BEPS Action 1 – Where are we?
Widening the tax rules to address the evolving digital economy is a regular talking point for many. Channing Flynn, partner and global digital tax leader, and Jennifer Cooper, senior manager of international tax services, at EY highlight what’s next on the agenda.
The evolution of tax rules is gathering pace to keep up with the digital economy
As countries move toward implementing the recommendations of the other OECD BEPS recommendations, the OECD has refocused its attention on Action 1 (addressing the tax challenges of the digital economy) announcing an updated timetable for completion of its work. The OECD is likely to re-test the hypothesis that the digital economy heightens BEPS risks and to review the effectiveness of other BEPS action items in combating those risks.
More specifically, it seems likely that during the next few months, the OECD will draw on certain measures already implemented unilaterally by certain countries – such as the UK's 'avoided PE' (permanent establishment) concept and India's equalisation levy. No doubt it will also draw on the work currently being undertaken by the EU, discussed below.
The OECD's 2015 final report on Action 1 concluded that certain key features of digital business models exacerbate BEPS risks, but that it would be difficult, if not impossible, to ring-fence the digital economy from the rest of the economy for tax purposes.
Some features highlighted as matters of particular concern were the mobility of functions, the definition of taxable nexus, the importance of data and the difficulty in characterisation of certain transactions in new and emerging business models. Some of these issues were expected to be addressed by other BEPS actions, such as changes to the definition of PE. The OECD also analysed – but stopped short of recommending – some new options, including a new definition of nexus based on "significant economic presence", a withholding tax for certain digital transactions and an equalisation levy.
A stakeholder consultation on the next steps is scheduled to take place in San Francisco in November, followed by an interim report in April 2018 – a slightly faster pace than might have been expected when the 2015 report was released. It is not yet clear how substantive this interim report will be, however. As the OECD noted in June 2017, the effects of the digital economy are far-reaching, and digital business models are still stabilising across a number of sectors.

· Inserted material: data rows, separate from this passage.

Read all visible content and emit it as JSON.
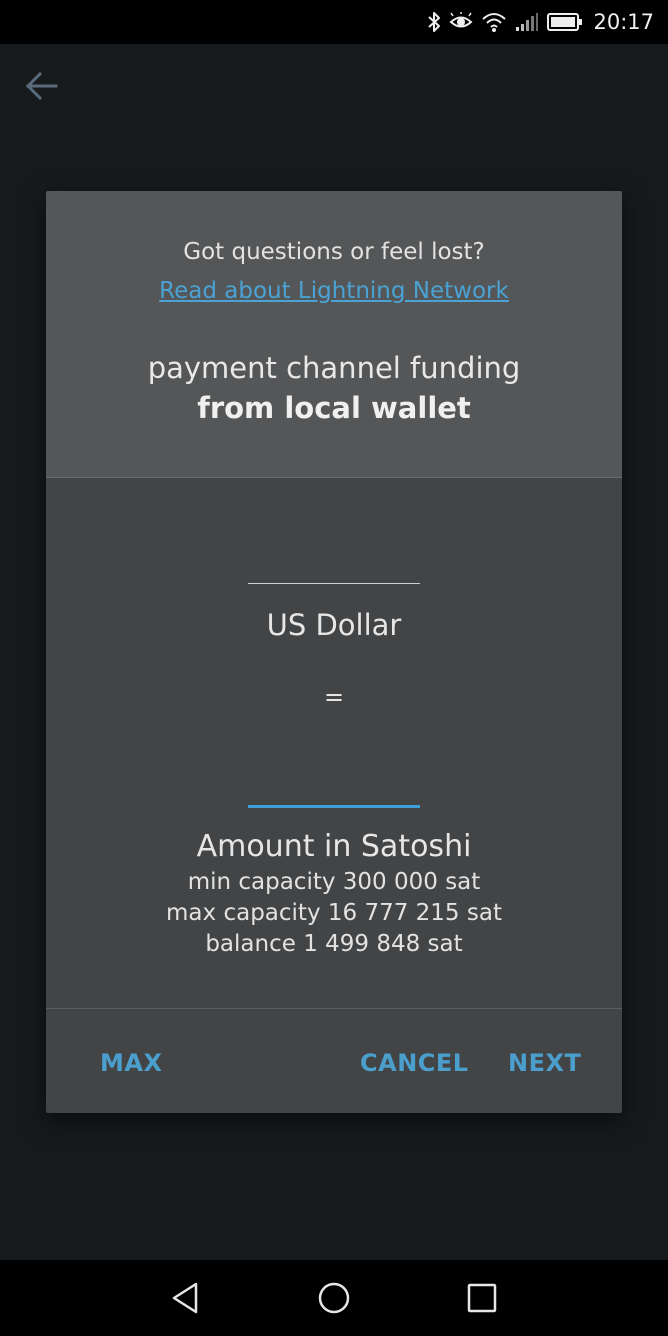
{
  "status_bar": {
    "time": "20:17",
    "icons": [
      "bluetooth-icon",
      "eye-icon",
      "wifi-icon",
      "signal-icon",
      "battery-icon"
    ]
  },
  "app_bar": {
    "back_icon": "arrow-left-icon"
  },
  "dialog": {
    "help_text": "Got questions or feel lost?",
    "help_link": "Read about Lightning Network",
    "title_line1": "payment channel funding",
    "title_line2": "from local wallet",
    "usd_input": {
      "value": ""
    },
    "usd_label": "US Dollar",
    "equals": "=",
    "sat_input": {
      "value": ""
    },
    "sat_label": "Amount in Satoshi",
    "min_capacity": "min capacity 300 000 sat",
    "max_capacity": "max capacity 16 777 215 sat",
    "balance": "balance 1 499 848 sat",
    "buttons": {
      "max": "MAX",
      "cancel": "CANCEL",
      "next": "NEXT"
    }
  },
  "nav_bar": {
    "icons": [
      "nav-back-icon",
      "nav-home-icon",
      "nav-recent-icon"
    ]
  },
  "colors": {
    "accent": "#4a9fcd",
    "link": "#4aa3d4",
    "dialog_bg": "#424446",
    "dialog_header_bg": "#555657",
    "screen_bg": "#171a1c"
  }
}
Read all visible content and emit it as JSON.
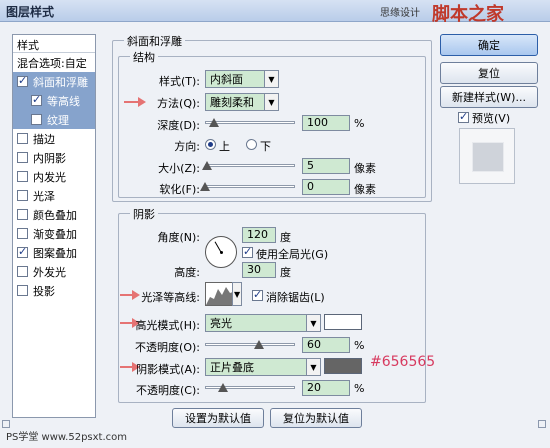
{
  "window": {
    "title": "图层样式",
    "watermark_text": "思缘设计",
    "watermark_logo": "脚本之家",
    "footer_text": "PS学堂 www.52psxt.com"
  },
  "sidebar": {
    "header": "样式",
    "items": [
      {
        "label": "混合选项:自定",
        "checkbox": false,
        "checked": false,
        "selected": false,
        "sub": false
      },
      {
        "label": "斜面和浮雕",
        "checkbox": true,
        "checked": true,
        "selected": true,
        "sub": false
      },
      {
        "label": "等高线",
        "checkbox": true,
        "checked": true,
        "selected": true,
        "sub": true
      },
      {
        "label": "纹理",
        "checkbox": true,
        "checked": false,
        "selected": true,
        "sub": true
      },
      {
        "label": "描边",
        "checkbox": true,
        "checked": false,
        "selected": false,
        "sub": false
      },
      {
        "label": "内阴影",
        "checkbox": true,
        "checked": false,
        "selected": false,
        "sub": false
      },
      {
        "label": "内发光",
        "checkbox": true,
        "checked": false,
        "selected": false,
        "sub": false
      },
      {
        "label": "光泽",
        "checkbox": true,
        "checked": false,
        "selected": false,
        "sub": false
      },
      {
        "label": "颜色叠加",
        "checkbox": true,
        "checked": false,
        "selected": false,
        "sub": false
      },
      {
        "label": "渐变叠加",
        "checkbox": true,
        "checked": false,
        "selected": false,
        "sub": false
      },
      {
        "label": "图案叠加",
        "checkbox": true,
        "checked": true,
        "selected": false,
        "sub": false
      },
      {
        "label": "外发光",
        "checkbox": true,
        "checked": false,
        "selected": false,
        "sub": false
      },
      {
        "label": "投影",
        "checkbox": true,
        "checked": false,
        "selected": false,
        "sub": false
      }
    ]
  },
  "bevel": {
    "title": "斜面和浮雕",
    "structure_title": "结构",
    "style_label": "样式(T):",
    "style_value": "内斜面",
    "technique_label": "方法(Q):",
    "technique_value": "雕刻柔和",
    "depth_label": "深度(D):",
    "depth_value": "100",
    "depth_unit": "%",
    "depth_level": 0.1,
    "direction_label": "方向:",
    "dir_up": "上",
    "dir_down": "下",
    "size_label": "大小(Z):",
    "size_value": "5",
    "size_unit": "像素",
    "size_level": 0.02,
    "soften_label": "软化(F):",
    "soften_value": "0",
    "soften_unit": "像素",
    "soften_level": 0.0
  },
  "shading": {
    "title": "阴影",
    "angle_label": "角度(N):",
    "angle_value": "120",
    "angle_unit": "度",
    "global_light_label": "使用全局光(G)",
    "altitude_label": "高度:",
    "altitude_value": "30",
    "altitude_unit": "度",
    "gloss_label": "光泽等高线:",
    "antialias_label": "消除锯齿(L)",
    "highlight_label": "高光模式(H):",
    "highlight_value": "亮光",
    "highlight_color": "#ffffff",
    "hl_opacity_label": "不透明度(O):",
    "hl_opacity_value": "60",
    "hl_opacity_unit": "%",
    "hl_opacity_level": 0.6,
    "shadow_label": "阴影模式(A):",
    "shadow_value": "正片叠底",
    "shadow_color": "#656565",
    "shadow_color_note": "#656565",
    "sh_opacity_label": "不透明度(C):",
    "sh_opacity_value": "20",
    "sh_opacity_unit": "%",
    "sh_opacity_level": 0.2
  },
  "actions": {
    "set_default": "设置为默认值",
    "reset_default": "复位为默认值",
    "ok": "确定",
    "reset": "复位",
    "new_style": "新建样式(W)...",
    "preview": "预览(V)"
  },
  "annotation_color": "#e57373"
}
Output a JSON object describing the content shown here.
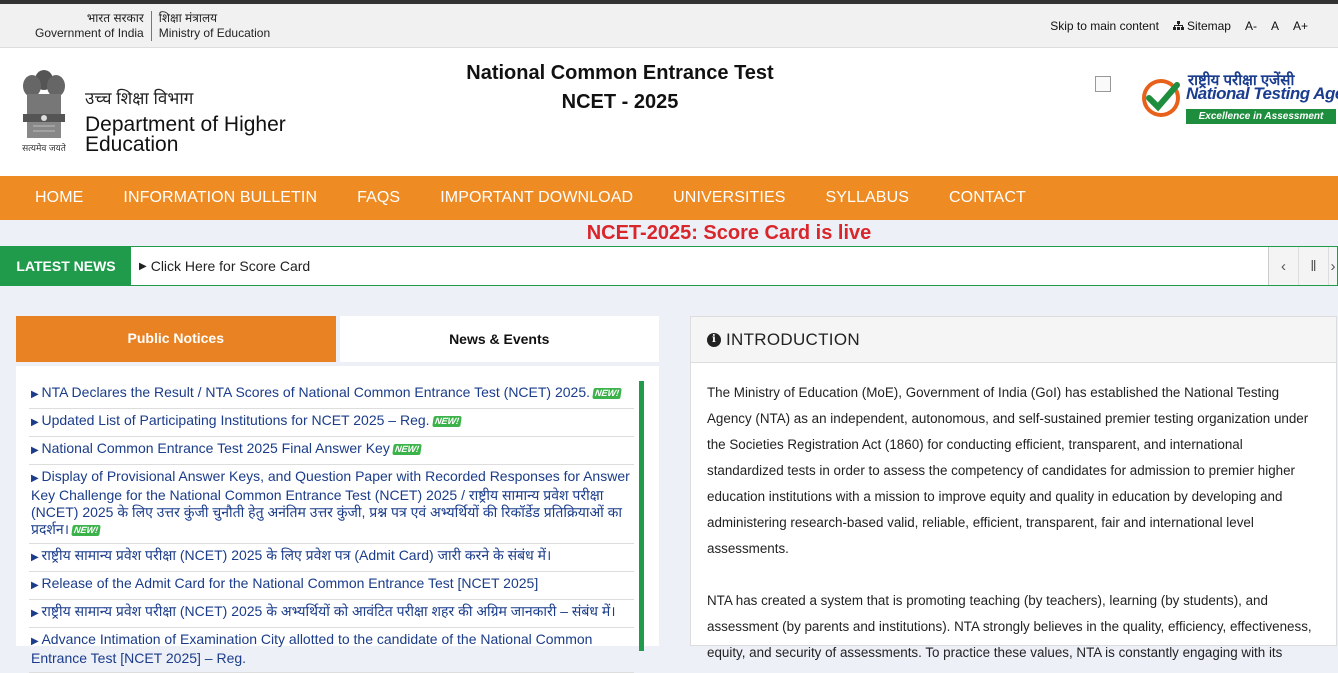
{
  "gov_bar": {
    "gov_hi": "भारत सरकार",
    "gov_en": "Government of India",
    "ministry_hi": "शिक्षा मंत्रालय",
    "ministry_en": "Ministry of Education",
    "skip": "Skip to main content",
    "sitemap": "Sitemap",
    "font_small": "A-",
    "font_normal": "A",
    "font_large": "A+"
  },
  "header": {
    "motto": "सत्यमेव जयते",
    "dept_hi": "उच्च शिक्षा विभाग",
    "dept_en": "Department of Higher Education",
    "title_line1": "National Common Entrance Test",
    "title_line2": "NCET - 2025",
    "nta_hi": "राष्ट्रीय परीक्षा एजेंसी",
    "nta_en": "National Testing Agency",
    "nta_tagline": "Excellence in Assessment"
  },
  "nav": {
    "items": [
      "HOME",
      "INFORMATION BULLETIN",
      "FAQS",
      "IMPORTANT DOWNLOAD",
      "UNIVERSITIES",
      "SYLLABUS",
      "CONTACT"
    ]
  },
  "announcement": "NCET-2025: Score Card is live",
  "latest_news": {
    "label": "LATEST NEWS",
    "text": "Click Here for Score Card"
  },
  "tabs": {
    "public_notices": "Public Notices",
    "news_events": "News & Events"
  },
  "notices": [
    {
      "text": "NTA Declares the Result / NTA Scores of National Common Entrance Test (NCET) 2025.",
      "new": true
    },
    {
      "text": "Updated List of Participating Institutions for NCET 2025 – Reg.",
      "new": true
    },
    {
      "text": "National Common Entrance Test 2025 Final Answer Key",
      "new": true
    },
    {
      "text": "Display of Provisional Answer Keys, and Question Paper with Recorded Responses for Answer Key Challenge for the National Common Entrance Test (NCET) 2025 / राष्ट्रीय सामान्य प्रवेश परीक्षा (NCET) 2025 के लिए उत्तर कुंजी चुनौती हेतु अनंतिम उत्तर कुंजी, प्रश्न पत्र एवं अभ्यर्थियों की रिकॉर्डेड प्रतिक्रियाओं का प्रदर्शन।",
      "new": true
    },
    {
      "text": "राष्ट्रीय सामान्य प्रवेश परीक्षा (NCET) 2025 के लिए प्रवेश पत्र (Admit Card) जारी करने के संबंध में।",
      "new": false
    },
    {
      "text": "Release of the Admit Card for the National Common Entrance Test [NCET 2025]",
      "new": false
    },
    {
      "text": "राष्ट्रीय सामान्य प्रवेश परीक्षा (NCET) 2025 के अभ्यर्थियों को आवंटित परीक्षा शहर की अग्रिम जानकारी – संबंध में।",
      "new": false
    },
    {
      "text": "Advance Intimation of Examination City allotted to the candidate of the National Common Entrance Test [NCET 2025] – Reg.",
      "new": false
    }
  ],
  "new_badge": "NEW!",
  "intro": {
    "heading": "INTRODUCTION",
    "para1": "The Ministry of Education (MoE), Government of India (GoI) has established the National Testing Agency (NTA) as an independent, autonomous, and self-sustained premier testing organization under the Societies Registration Act (1860) for conducting efficient, transparent, and international standardized tests in order to assess the competency of candidates for admission to premier higher education institutions with a mission to improve equity and quality in education by developing and administering research-based valid, reliable, efficient, transparent, fair and international level assessments.",
    "para2": "NTA has created a system that is promoting teaching (by teachers), learning (by students), and assessment (by parents and institutions). NTA strongly believes in the quality, efficiency, effectiveness, equity, and security of assessments. To practice these values, NTA is constantly engaging with its"
  },
  "colors": {
    "nav_orange": "#ef8b23",
    "news_green": "#1f9b4b",
    "announce_red": "#d9262b",
    "link_blue": "#1a3c8a"
  }
}
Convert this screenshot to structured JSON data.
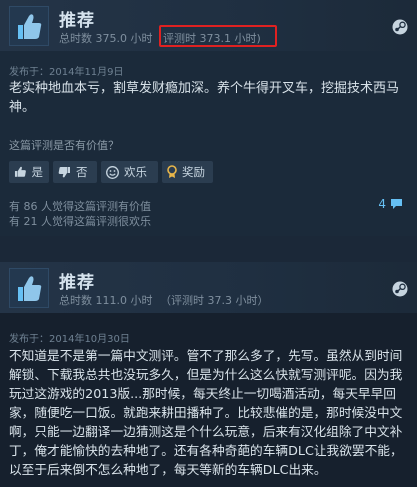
{
  "review1": {
    "recommend_label": "推荐",
    "hours_total": "总时数 375.0 小时",
    "hours_at_review": "评测时 373.1 小时)",
    "posted": "发布于：2014年11月9日",
    "content": "老实种地血本亏，割草发财瘾加深。养个牛得开叉车，挖掘技术西马神。",
    "helpful_question": "这篇评测是否有价值？",
    "buttons": {
      "yes": "是",
      "no": "否",
      "funny": "欢乐",
      "award": "奖励"
    },
    "helpful_count": "有 86 人觉得这篇评测有价值",
    "funny_count": "有 21 人觉得这篇评测很欢乐",
    "comment_count": "4"
  },
  "review2": {
    "recommend_label": "推荐",
    "hours_total": "总时数 111.0 小时",
    "hours_at_review": "（评测时 37.3 小时）",
    "posted": "发布于：2014年10月30日",
    "content": "不知道是不是第一篇中文测评。管不了那么多了，先写。虽然从到时间解锁、下载我总共也没玩多久，但是为什么这么快就写测评呢。因为我玩过这游戏的2013版...那时候，每天终止一切喝酒活动，每天早早回家，随便吃一口饭。就跑来耕田播种了。比较悲催的是，那时候没中文啊，只能一边翻译一边猜测这是个什么玩意，后来有汉化组除了中文补丁，俺才能愉快的去种地了。还有各种奇葩的车辆DLC让我欲罢不能，以至于后来倒不怎么种地了，每天等新的车辆DLC出来。"
  },
  "icons": [
    "thumbs-up-icon",
    "steam-icon",
    "thumbs-down-icon",
    "smiley-icon",
    "award-icon",
    "comment-icon"
  ],
  "colors": {
    "background": "#1b2838",
    "header": "#243447",
    "highlight": "#e02121",
    "link": "#66c0f4"
  }
}
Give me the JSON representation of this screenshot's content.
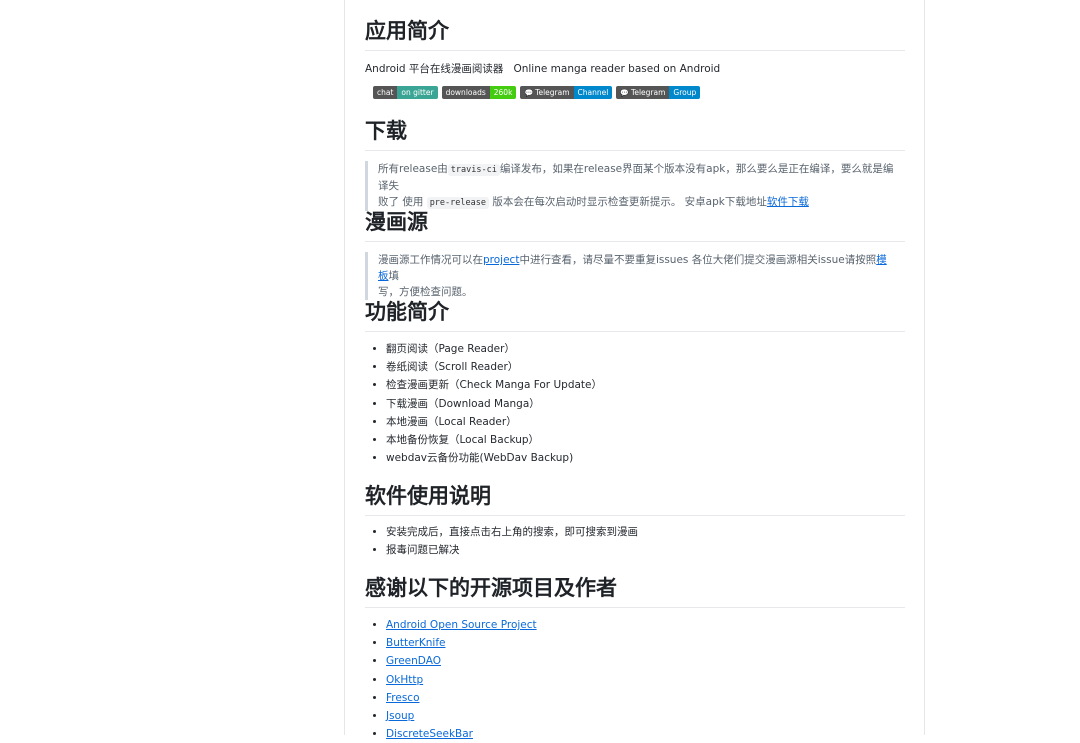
{
  "sections": {
    "intro": {
      "title": "应用简介",
      "desc_cn": "Android 平台在线漫画阅读器",
      "desc_en": "Online manga reader based on Android"
    },
    "badges": [
      {
        "left": "chat",
        "right": "on gitter",
        "color": "#3aa594"
      },
      {
        "left": "downloads",
        "right": "260k",
        "color": "#44cc11"
      },
      {
        "left": "Telegram",
        "right": "Channel",
        "color": "#0088cc"
      },
      {
        "left": "Telegram",
        "right": "Group",
        "color": "#0088cc"
      }
    ],
    "download": {
      "title": "下载",
      "t1": "所有release由",
      "code1": "travis-ci",
      "t2": "编译发布，如果在release界面某个版本没有apk，那么要么是正在编译，要么就是编译失",
      "t3": "败了 使用",
      "code2": "pre-release",
      "t4": "版本会在每次启动时显示检查更新提示。 安卓apk下载地址",
      "link": "软件下载"
    },
    "source": {
      "title": "漫画源",
      "t1": "漫画源工作情况可以在",
      "link1": "project",
      "t2": "中进行查看，请尽量不要重复issues 各位大佬们提交漫画源相关issue请按照",
      "link2": "模板",
      "t3": "填",
      "t4": "写，方便检查问题。"
    },
    "features": {
      "title": "功能简介",
      "items": [
        "翻页阅读（Page Reader）",
        "卷纸阅读（Scroll Reader）",
        "检查漫画更新（Check Manga For Update）",
        "下载漫画（Download Manga）",
        "本地漫画（Local Reader）",
        "本地备份恢复（Local Backup）",
        "webdav云备份功能(WebDav Backup)"
      ]
    },
    "usage": {
      "title": "软件使用说明",
      "items": [
        "安装完成后，直接点击右上角的搜索，即可搜索到漫画",
        "报毒问题已解决"
      ]
    },
    "thanks": {
      "title": "感谢以下的开源项目及作者",
      "items": [
        "Android Open Source Project",
        "ButterKnife",
        "GreenDAO",
        "OkHttp",
        "Fresco",
        "Jsoup",
        "DiscreteSeekBar"
      ]
    }
  }
}
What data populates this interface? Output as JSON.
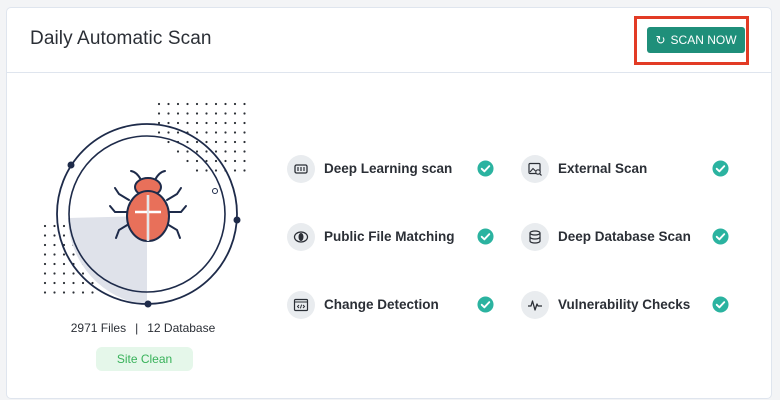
{
  "card": {
    "title": "Daily Automatic Scan",
    "scan_button_label": "SCAN NOW"
  },
  "summary": {
    "files": "2971 Files",
    "separator": "|",
    "databases": "12 Database",
    "status": "Site Clean"
  },
  "features": [
    {
      "label": "Deep Learning scan",
      "icon": "chip-icon",
      "checked": true
    },
    {
      "label": "External Scan",
      "icon": "image-search-icon",
      "checked": true
    },
    {
      "label": "Public File Matching",
      "icon": "eye-icon",
      "checked": true
    },
    {
      "label": "Deep Database Scan",
      "icon": "database-icon",
      "checked": true
    },
    {
      "label": "Change Detection",
      "icon": "code-window-icon",
      "checked": true
    },
    {
      "label": "Vulnerability Checks",
      "icon": "pulse-icon",
      "checked": true
    }
  ],
  "colors": {
    "accent": "#1f8f7a",
    "check": "#2bb3a0",
    "bug": "#e8705a",
    "highlight": "#e23b25",
    "badge_text": "#38b25a"
  }
}
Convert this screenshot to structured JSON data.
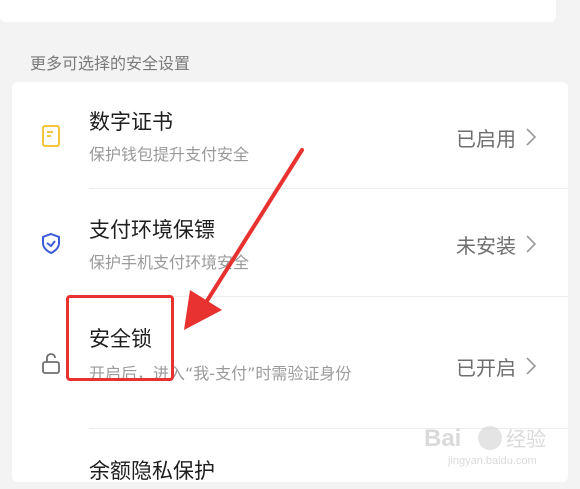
{
  "section": {
    "label": "更多可选择的安全设置"
  },
  "items": [
    {
      "title": "数字证书",
      "subtitle": "保护钱包提升支付安全",
      "status": "已启用",
      "icon": "certificate-icon"
    },
    {
      "title": "支付环境保镖",
      "subtitle": "保护手机支付环境安全",
      "status": "未安装",
      "icon": "shield-icon"
    },
    {
      "title": "安全锁",
      "subtitle": "开启后，进入“我-支付”时需验证身份",
      "status": "已开启",
      "icon": "lock-icon"
    },
    {
      "title": "余额隐私保护",
      "subtitle": "",
      "status": "",
      "icon": ""
    }
  ],
  "colors": {
    "certificate": "#f3c53a",
    "shield": "#3a5bd9",
    "lock": "#6e6e6e",
    "highlight": "#e8322f"
  },
  "watermark": {
    "brand": "Bai",
    "brand_cn": "经验",
    "url": "jingyan.baidu.com"
  }
}
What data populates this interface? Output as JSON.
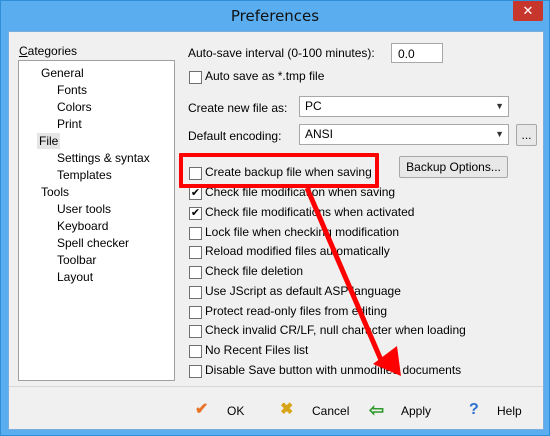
{
  "window": {
    "title": "Preferences",
    "close_glyph": "✕"
  },
  "categories": {
    "label": "Categories",
    "items": [
      {
        "label": "General"
      },
      {
        "label": "Fonts"
      },
      {
        "label": "Colors"
      },
      {
        "label": "Print"
      },
      {
        "label": "File",
        "selected": true
      },
      {
        "label": "Settings & syntax"
      },
      {
        "label": "Templates"
      },
      {
        "label": "Tools"
      },
      {
        "label": "User tools"
      },
      {
        "label": "Keyboard"
      },
      {
        "label": "Spell checker"
      },
      {
        "label": "Toolbar"
      },
      {
        "label": "Layout"
      }
    ]
  },
  "file_settings": {
    "autosave_interval_label": "Auto-save interval (0-100 minutes):",
    "autosave_interval_value": "0.0",
    "autosave_tmp_label": "Auto save as *.tmp file",
    "create_new_file_label": "Create new file as:",
    "create_new_file_value": "PC",
    "default_encoding_label": "Default encoding:",
    "default_encoding_value": "ANSI",
    "encoding_more_label": "...",
    "backup_options_label": "Backup Options...",
    "checkboxes": [
      {
        "label": "Create backup file when saving",
        "checked": false
      },
      {
        "label": "Check file modification when saving",
        "checked": true
      },
      {
        "label": "Check file modifications when activated",
        "checked": true
      },
      {
        "label": "Lock file when checking modification",
        "checked": false
      },
      {
        "label": "Reload modified files automatically",
        "checked": false
      },
      {
        "label": "Check file deletion",
        "checked": false
      },
      {
        "label": "Use JScript as default ASP language",
        "checked": false
      },
      {
        "label": "Protect read-only files from editing",
        "checked": false
      },
      {
        "label": "Check invalid CR/LF, null character when loading",
        "checked": false
      },
      {
        "label": "No Recent Files list",
        "checked": false
      },
      {
        "label": "Disable Save button with unmodified documents",
        "checked": false
      }
    ]
  },
  "footer": {
    "ok_label": "OK",
    "cancel_label": "Cancel",
    "apply_label": "Apply",
    "help_label": "Help"
  },
  "annotation": {
    "color": "#ff0000"
  }
}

At the same time, it is clear that governments are becoming increasingly concerned about the digital economy. While the US has been seen as resistant to change in this area, other countries appear willing to move ahead with reform, and there are broadly three types of reform that might be envisaged.
First, a global response (excluding the US) could be agreed by countries, e.g. as facilitated under the OECD Action 1 task force. Alternatively, as the trends to date would suggest, we might see more countries taking unilateral action. This second option would increase the chance of double taxation, which may not be covered by tax treaties. Third, some compromise of the above may see groups of countries agreeing to rules or approaches among themselves. For example, the recent EU Economic and Financial Affairs Council meeting focused on the digital economy, and the EU is moving forward with assessing the viability of two measures – in the short-term, an equalisation levy, and a longer-term, a model focused on the adoption of a 'digital PE' definition. The EU's work on these options is expected to progress quickly, with further details expected to be released during the final quarter of 2017.
In any case, recent activity shows that, at the very least, governments have a shared ambition to make progress. For businesses, this indicates that they should not be complacent in thinking that changes to international tax laws are not on the horizon, and they should familiarise themselves with the options and their potential impact.
Channing Flynn is partner and global digital tax leader at EY, and Jennifer Cooper is a senior manager in EY international tax services. The views reflected in this article are the views of the author and do not necessarily reflect the views of the global EY organisation or its member firms.